RECORDS FOR THE TASK Start Marker

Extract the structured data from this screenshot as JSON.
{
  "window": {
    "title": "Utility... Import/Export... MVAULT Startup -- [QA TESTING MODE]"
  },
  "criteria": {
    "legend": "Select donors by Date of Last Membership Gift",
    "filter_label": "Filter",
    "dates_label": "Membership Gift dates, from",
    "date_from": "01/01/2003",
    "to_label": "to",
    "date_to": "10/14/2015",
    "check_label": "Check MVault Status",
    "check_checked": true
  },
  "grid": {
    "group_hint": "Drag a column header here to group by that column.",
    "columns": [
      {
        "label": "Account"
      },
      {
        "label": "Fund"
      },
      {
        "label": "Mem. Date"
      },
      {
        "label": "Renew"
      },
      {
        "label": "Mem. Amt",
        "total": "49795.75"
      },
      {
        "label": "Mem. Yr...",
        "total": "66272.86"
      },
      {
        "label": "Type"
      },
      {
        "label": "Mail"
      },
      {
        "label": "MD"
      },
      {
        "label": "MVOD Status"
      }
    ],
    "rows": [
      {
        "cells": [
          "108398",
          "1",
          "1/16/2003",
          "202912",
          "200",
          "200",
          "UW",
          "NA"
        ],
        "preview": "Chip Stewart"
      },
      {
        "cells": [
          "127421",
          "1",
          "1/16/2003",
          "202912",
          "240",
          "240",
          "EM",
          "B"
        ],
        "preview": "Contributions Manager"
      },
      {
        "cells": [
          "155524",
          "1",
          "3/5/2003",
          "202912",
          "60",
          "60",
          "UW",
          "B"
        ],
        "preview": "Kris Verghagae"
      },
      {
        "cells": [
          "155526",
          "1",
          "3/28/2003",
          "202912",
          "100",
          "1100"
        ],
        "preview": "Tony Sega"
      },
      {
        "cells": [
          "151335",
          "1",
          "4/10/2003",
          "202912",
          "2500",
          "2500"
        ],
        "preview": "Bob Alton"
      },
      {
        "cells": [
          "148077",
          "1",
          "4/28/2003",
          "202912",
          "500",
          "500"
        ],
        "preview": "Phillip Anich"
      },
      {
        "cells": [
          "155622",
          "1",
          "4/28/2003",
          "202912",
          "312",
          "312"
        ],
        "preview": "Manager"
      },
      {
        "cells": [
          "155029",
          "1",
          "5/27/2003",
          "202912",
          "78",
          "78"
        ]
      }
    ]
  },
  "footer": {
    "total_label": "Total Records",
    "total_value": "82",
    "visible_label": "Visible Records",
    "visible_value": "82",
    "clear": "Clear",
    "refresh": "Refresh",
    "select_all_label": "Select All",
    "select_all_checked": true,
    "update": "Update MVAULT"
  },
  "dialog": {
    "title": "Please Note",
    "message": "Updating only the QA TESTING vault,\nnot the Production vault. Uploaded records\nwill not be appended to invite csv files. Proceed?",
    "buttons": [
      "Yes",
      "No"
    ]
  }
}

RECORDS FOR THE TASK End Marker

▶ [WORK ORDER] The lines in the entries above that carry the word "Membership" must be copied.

▶ [EXERCISE RESULT]
    "legend": "Select donors by Date of Last Membership Gift",
    "dates_label": "Membership Gift dates, from",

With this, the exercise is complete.